anything implied by a true proposition is true

Laws of Thought (note they are pretty arbitrary lol)

  1. Law of Identity (Whatever is, is)
  2. Law of Contradiction (Nothing can both be and not be)
  3. Law of excluded middle (everything must either be or not be)

Empiricists - All knowledge is gained from experience (Locke, Berkeley) Rationalists - In addition to experience, there are innate ideas and principles (Descartes, Leibniz)

innate logic independent of experienceis still elicited and caused by experience - ‘a priori’ some knowledge is a priori, the experience which makes us think of it does not suffice to prove it, but merely directs our attention that we see its truth without requiring any proof from experience

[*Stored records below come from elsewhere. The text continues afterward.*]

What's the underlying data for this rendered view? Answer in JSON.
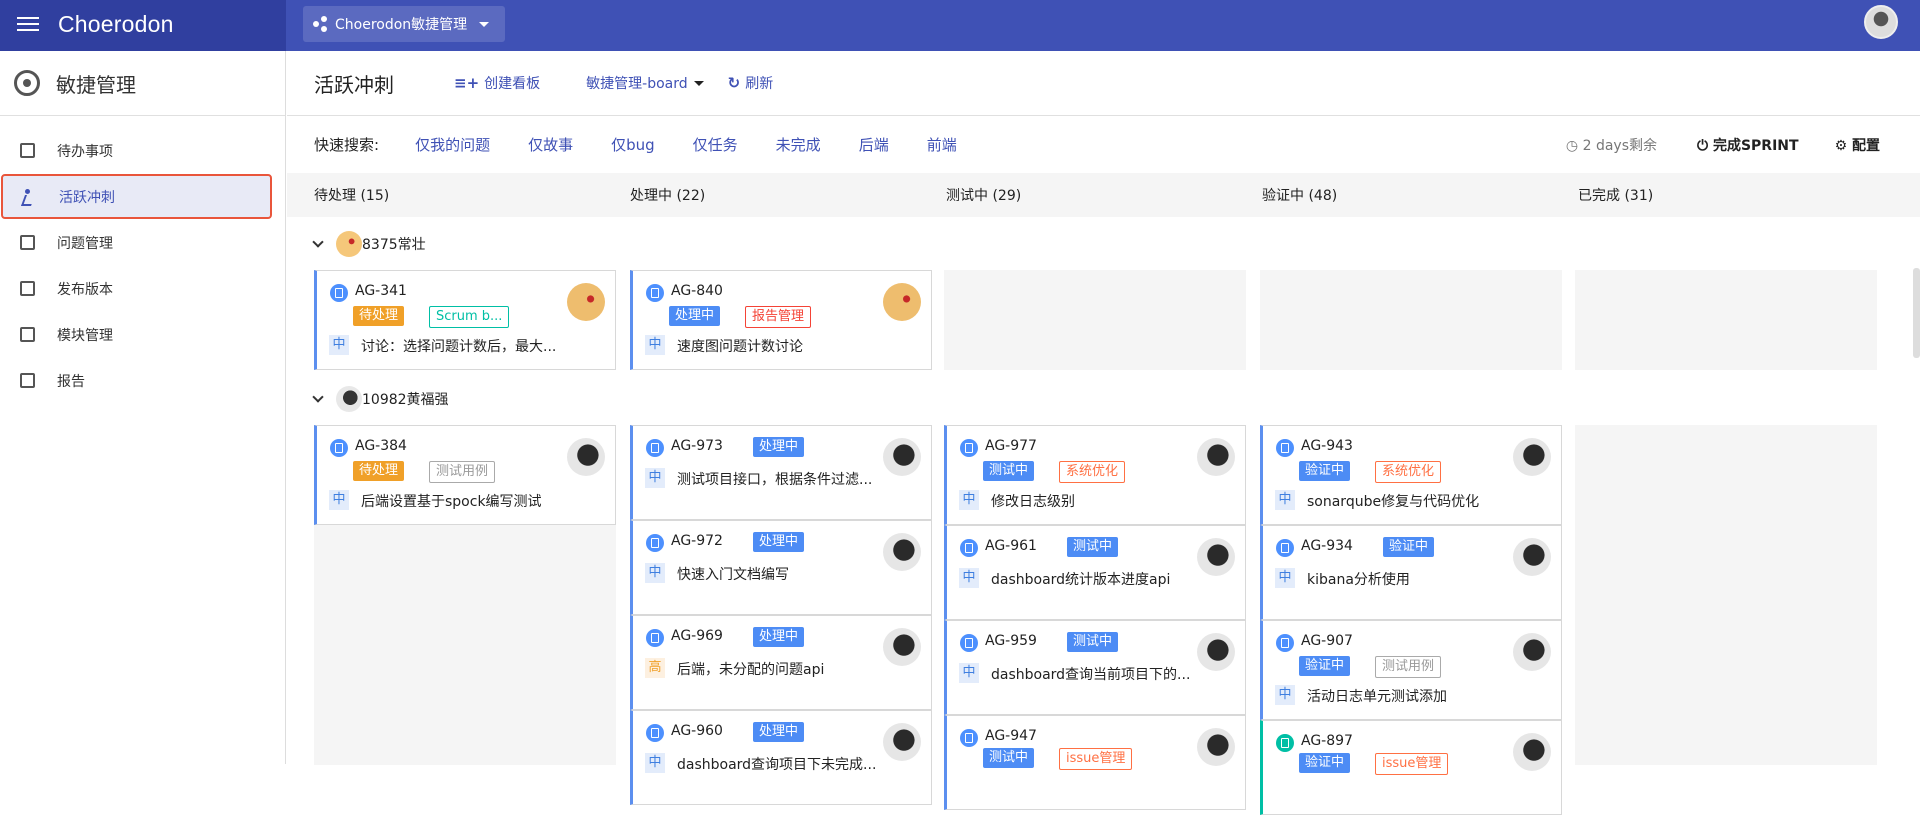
{
  "topbar": {
    "brand": "Choerodon",
    "project": "Choerodon敏捷管理"
  },
  "sidebar": {
    "title": "敏捷管理",
    "items": [
      {
        "label": "待办事项",
        "icon": "list-icon"
      },
      {
        "label": "活跃冲刺",
        "icon": "run-icon",
        "active": true
      },
      {
        "label": "问题管理",
        "icon": "clipboard-icon"
      },
      {
        "label": "发布版本",
        "icon": "send-icon"
      },
      {
        "label": "模块管理",
        "icon": "puzzle-icon"
      },
      {
        "label": "报告",
        "icon": "report-icon"
      }
    ]
  },
  "header": {
    "title": "活跃冲刺",
    "create_board": "创建看板",
    "board_select": "敏捷管理-board",
    "refresh": "刷新"
  },
  "filters": {
    "label": "快速搜索:",
    "items": [
      "仅我的问题",
      "仅故事",
      "仅bug",
      "仅任务",
      "未完成",
      "后端",
      "前端"
    ],
    "days_left": "2 days剩余",
    "complete": "完成SPRINT",
    "config": "配置"
  },
  "columns": [
    "待处理 (15)",
    "处理中 (22)",
    "测试中 (29)",
    "验证中 (48)",
    "已完成 (31)"
  ],
  "swimlanes": [
    {
      "user": "8375常壮",
      "cards": [
        {
          "col": 0,
          "id": "AG-341",
          "status": "待处理",
          "tag": "Scrum b...",
          "priority": "中",
          "summary": "讨论：选择问题计数后，最大..."
        },
        {
          "col": 1,
          "id": "AG-840",
          "status": "处理中",
          "tag": "报告管理",
          "priority": "中",
          "summary": "速度图问题计数讨论"
        }
      ]
    },
    {
      "user": "10982黄福强",
      "cards": [
        {
          "col": 0,
          "id": "AG-384",
          "status": "待处理",
          "tag": "测试用例",
          "priority": "中",
          "summary": "后端设置基于spock编写测试"
        },
        {
          "col": 1,
          "id": "AG-973",
          "status": "处理中",
          "priority": "中",
          "summary": "测试项目接口，根据条件过滤..."
        },
        {
          "col": 1,
          "id": "AG-972",
          "status": "处理中",
          "priority": "中",
          "summary": "快速入门文档编写"
        },
        {
          "col": 1,
          "id": "AG-969",
          "status": "处理中",
          "priority": "高",
          "summary": "后端，未分配的问题api"
        },
        {
          "col": 1,
          "id": "AG-960",
          "status": "处理中",
          "priority": "中",
          "summary": "dashboard查询项目下未完成..."
        },
        {
          "col": 2,
          "id": "AG-977",
          "status": "测试中",
          "tag": "系统优化",
          "priority": "中",
          "summary": "修改日志级别"
        },
        {
          "col": 2,
          "id": "AG-961",
          "status": "测试中",
          "priority": "中",
          "summary": "dashboard统计版本进度api"
        },
        {
          "col": 2,
          "id": "AG-959",
          "status": "测试中",
          "priority": "中",
          "summary": "dashboard查询当前项目下的..."
        },
        {
          "col": 2,
          "id": "AG-947",
          "status": "测试中",
          "tag": "issue管理",
          "priority": "中",
          "summary": ""
        },
        {
          "col": 3,
          "id": "AG-943",
          "status": "验证中",
          "tag": "系统优化",
          "priority": "中",
          "summary": "sonarqube修复与代码优化"
        },
        {
          "col": 3,
          "id": "AG-934",
          "status": "验证中",
          "priority": "中",
          "summary": "kibana分析使用"
        },
        {
          "col": 3,
          "id": "AG-907",
          "status": "验证中",
          "tag": "测试用例",
          "priority": "中",
          "summary": "活动日志单元测试添加"
        },
        {
          "col": 3,
          "id": "AG-897",
          "status": "验证中",
          "tag": "issue管理",
          "priority": "中",
          "summary": ""
        }
      ]
    }
  ]
}
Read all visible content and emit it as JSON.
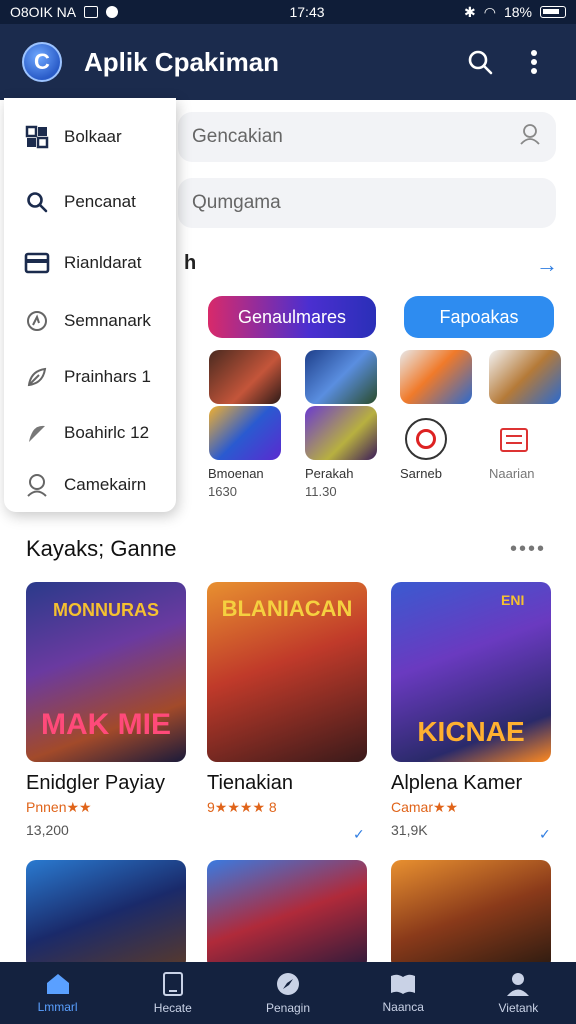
{
  "status_bar": {
    "left_text": "O8OIK NA",
    "time": "17:43",
    "battery": "18%"
  },
  "app_bar": {
    "title": "Aplik Cpakiman",
    "logo_glyph": "C",
    "icons": [
      "search-icon",
      "more-vert-icon"
    ]
  },
  "search": {
    "field1": "Gencakian",
    "field2": "Qumgama"
  },
  "drawer": {
    "items": [
      {
        "label": "Bolkaar",
        "icon": "grid-icon"
      },
      {
        "label": "Pencanat",
        "icon": "search-icon"
      },
      {
        "label": "Rianldarat",
        "icon": "card-icon"
      },
      {
        "label": "Semnanark",
        "icon": "gauge-icon"
      },
      {
        "label": "Prainhars 1",
        "icon": "leaf-icon"
      },
      {
        "label": "Boahirlc 12",
        "icon": "feather-icon"
      },
      {
        "label": "Camekairn",
        "icon": "user-icon"
      }
    ]
  },
  "section": {
    "title_suffix": "h",
    "arrow": "→"
  },
  "pills": {
    "a": "Genaulmares",
    "b": "Fapoakas"
  },
  "mini_apps": [
    {
      "label": "Bmoenan",
      "count": "1630",
      "icon": "download-icon"
    },
    {
      "label": "Perakah",
      "count": "11.30",
      "icon": "download-icon"
    },
    {
      "label": "Sarneb",
      "count": "",
      "icon": "target-icon"
    },
    {
      "label": "Naarian",
      "count": "",
      "icon": "news-icon"
    }
  ],
  "games_section": {
    "title": "Kayaks; Ganne",
    "more": "••••"
  },
  "games": [
    {
      "name": "Enidgler Payiay",
      "sub": "Pnnen★★",
      "count": "13,200",
      "art_title": "MAK MIE",
      "art_top": "MONNURAS"
    },
    {
      "name": "Tienakian",
      "sub": "9★★★★ 8",
      "count": "",
      "art_title": "",
      "art_top": "BLANIACAN"
    },
    {
      "name": "Alplena Kamer",
      "sub": "Camar★★",
      "count": "31,9K",
      "art_title": "KICNAE",
      "art_top": "ENI"
    }
  ],
  "bottom_nav": [
    {
      "label": "Lmmarl",
      "icon": "home-icon",
      "active": true
    },
    {
      "label": "Hecate",
      "icon": "tablet-icon",
      "active": false
    },
    {
      "label": "Penagin",
      "icon": "compass-icon",
      "active": false
    },
    {
      "label": "Naanca",
      "icon": "book-icon",
      "active": false
    },
    {
      "label": "Vietank",
      "icon": "person-icon",
      "active": false
    }
  ],
  "colors": {
    "app_bar": "#1b2b4d",
    "accent": "#2f7de1",
    "rating": "#e0641a"
  }
}
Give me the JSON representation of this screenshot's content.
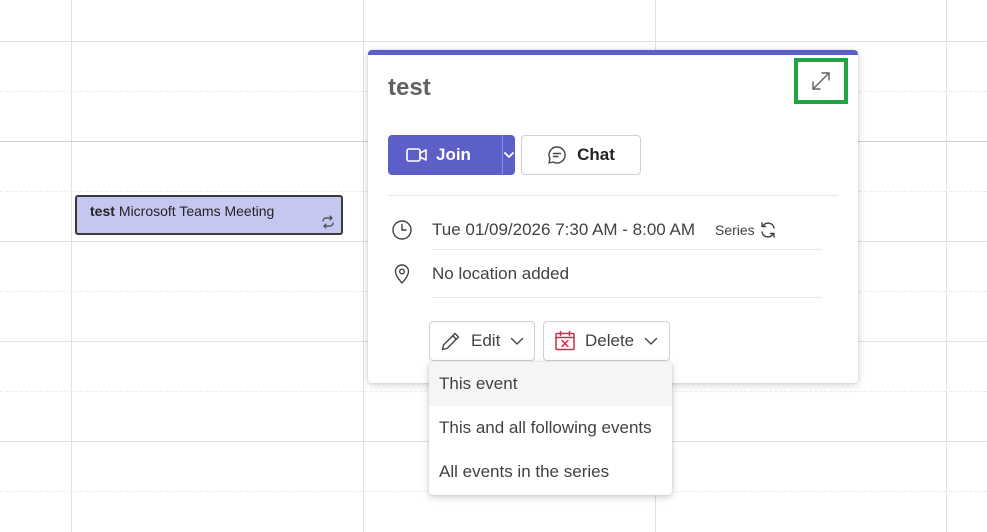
{
  "calendar": {
    "event": {
      "title": "test",
      "subtitle": "Microsoft Teams Meeting",
      "recurring_icon": "recurring-icon"
    }
  },
  "popup": {
    "accent_color": "#5b5fc7",
    "title": "test",
    "expand_icon": "expand-icon",
    "join_label": "Join",
    "chat_label": "Chat",
    "datetime": "Tue 01/09/2026 7:30 AM - 8:00 AM",
    "series_label": "Series",
    "location": "No location added",
    "edit_label": "Edit",
    "delete_label": "Delete"
  },
  "edit_menu": {
    "items": [
      {
        "label": "This event"
      },
      {
        "label": "This and all following events"
      },
      {
        "label": "All events in the series"
      }
    ]
  }
}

but empiricists were right thAat nothing can be known to exist except by experience help knowledge is empirical when it relies in full or part on experience

deduction - general 2 general, general 2 particular induction - particular 2 particular, particular 2 general

a priori (2+2=4) deduction empirical generalisation induction (because all empirical ggeneralisations are more uncertain than the instances of them)

pre-kant people believed that all a priori knowledge was analytic, achieved by the laws of thought

Hume (prekant) believed that the connection in some cases was synthetic. previously the rationalists thought effecet could be deduced from cause with enough knowledge made a proposition that nothing could be known a priori about the connexion of cause and effect also that all arithmetic and geometry were synthetic, not analytic e.g. 7+5=12; 7 and 5 have to be put together to give 12; the idea of 12 is not contained in them, nor even in the idea of adding them together

how is pure maths possible? - empiricist pure: our mathematical knowledge is derived by induction from particular instances - validity of general principle cannot be proved by induction - certainty of general principle can be known from consideration of a single instance, and gain nothing from repeat instances

kant thinks we have a physical and private object (of our nature, space time causality comparison), we know the phenomenon which is a product of us and the thing itself limits scope and fails to explain certainty relations are constructs of the mind (‘in’ a room), however it is true that an earwig is in your room even if you know it or not.

a priori knowledge applies to what is mental and not mental